Bridges only issue in Ainsworth audit
VICTORIA – Ainsworth Lumber Company Ltd. is generally complying with the Forest Practices Code but needs to pay more attention to keeping logging road bridges in good order, says a report released today by the Forest Practices Board.
The report concludes an audit of Ainsworth’s forest planning and practices for compliance with the code.
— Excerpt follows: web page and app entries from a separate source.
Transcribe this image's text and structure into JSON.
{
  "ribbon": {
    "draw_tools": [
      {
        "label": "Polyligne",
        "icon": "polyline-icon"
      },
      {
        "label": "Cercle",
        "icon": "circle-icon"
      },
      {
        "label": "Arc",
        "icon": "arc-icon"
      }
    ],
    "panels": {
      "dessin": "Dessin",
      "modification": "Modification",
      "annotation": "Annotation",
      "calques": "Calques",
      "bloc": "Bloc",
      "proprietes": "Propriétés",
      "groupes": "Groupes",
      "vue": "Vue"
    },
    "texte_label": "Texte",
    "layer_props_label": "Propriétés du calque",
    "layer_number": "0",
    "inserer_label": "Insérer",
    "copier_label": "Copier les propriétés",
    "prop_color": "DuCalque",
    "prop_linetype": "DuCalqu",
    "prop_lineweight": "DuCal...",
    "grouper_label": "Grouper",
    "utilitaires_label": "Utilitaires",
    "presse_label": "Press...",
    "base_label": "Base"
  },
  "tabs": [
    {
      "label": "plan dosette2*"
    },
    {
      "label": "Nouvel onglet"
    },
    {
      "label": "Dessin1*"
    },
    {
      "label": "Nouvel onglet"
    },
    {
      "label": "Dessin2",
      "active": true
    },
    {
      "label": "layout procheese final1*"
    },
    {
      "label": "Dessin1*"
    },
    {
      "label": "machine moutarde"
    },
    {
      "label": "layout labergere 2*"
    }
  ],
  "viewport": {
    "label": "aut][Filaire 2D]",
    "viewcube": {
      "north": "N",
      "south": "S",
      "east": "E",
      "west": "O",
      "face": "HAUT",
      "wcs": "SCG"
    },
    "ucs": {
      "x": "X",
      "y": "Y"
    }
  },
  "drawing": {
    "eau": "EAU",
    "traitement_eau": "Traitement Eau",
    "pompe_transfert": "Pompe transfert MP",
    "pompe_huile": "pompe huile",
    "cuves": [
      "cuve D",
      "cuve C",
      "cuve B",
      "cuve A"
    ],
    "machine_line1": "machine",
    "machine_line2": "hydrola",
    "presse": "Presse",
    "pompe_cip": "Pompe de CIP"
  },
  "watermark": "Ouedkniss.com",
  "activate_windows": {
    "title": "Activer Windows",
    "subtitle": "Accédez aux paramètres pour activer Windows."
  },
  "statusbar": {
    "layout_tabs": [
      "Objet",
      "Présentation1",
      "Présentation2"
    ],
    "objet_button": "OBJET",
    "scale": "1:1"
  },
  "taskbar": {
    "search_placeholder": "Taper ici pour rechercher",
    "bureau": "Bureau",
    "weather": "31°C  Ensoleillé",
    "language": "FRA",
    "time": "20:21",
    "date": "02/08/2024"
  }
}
Ainsworth’s Forest Licence A18690 is in the Kamloops forest district, near Cache Creek and Ashcroft.
The audit examined the following activities, carried out between July 1, 1999, and July 19, 2000:
- Harvesting of 60 cutblocks.
- Construction of nine road sections totalling 66.8 kilometres.
- Maintenance of 514 kilometres of road.
- Maintenance of nine bridges.
- Seasonal deactivation of 12 road sections totalling 29 kilometres.
- Planting of 37 cutblocks, and mechanical site preparation on 29 cutblocks.
- Regeneration work on 166 cutblocks.
- Fire preparedeness planning, fuel management and hazard abatement.
- The audit also examined Ainsworth’s 1999 – 2003 forest development plan and assessed its consistency with the Kamloops land and resource management plan—the higher level plan for the area.
The audit identified deficiencies in the frequency of bridge inspections, the content of bridge inspection records and the scheduling and completion of recommended repairs identified during bridge inspections. The company has repaired bridges since the audit and has developed a system to track bridge inspection and maintenance.
“I’m pleased to see how quickly Ainsworth has responded to our audit findings, even though the individual bridge issues weren’t putting the public or environment in any danger,” said board chair Bill Cafferata.
Ainsworth’s forest licence was chosen for audit randomly, not on the basis of location or level of performance. Since the time of the audit, this forest licence has been transferred to West Fraser Mills Ltd.
This is the 41st compliance audit completed by the board. Nineteen audits were clean, meaning the forest planning and practices met code requirements in all significant respects. Twenty-two audits were qualified, meaning there was some significant non-compliance with the code. Most non-compliance was related to logging practices near streams and the construction, maintenance and deactivation of logging roads.
The Forest Practices Board is an independent public watchdog, established in 1995, that publishes reports about compliance with the Forest Practices Code and the achievement of its intent.
The board’s main roles under the Forest Practices Code are:
- Auditing forest practices of government and licence holders on public lands.
- Auditing government enforcement of the code.
- Investigating public complaints.
- Undertaking special investigations of code-related forestry issues.
- Participating in administrative reviews and appeals.
- Providing reports on board activities, findings and recommendations.
Forest Practices Board
Phone: (250) 387-7964
June 1, 2001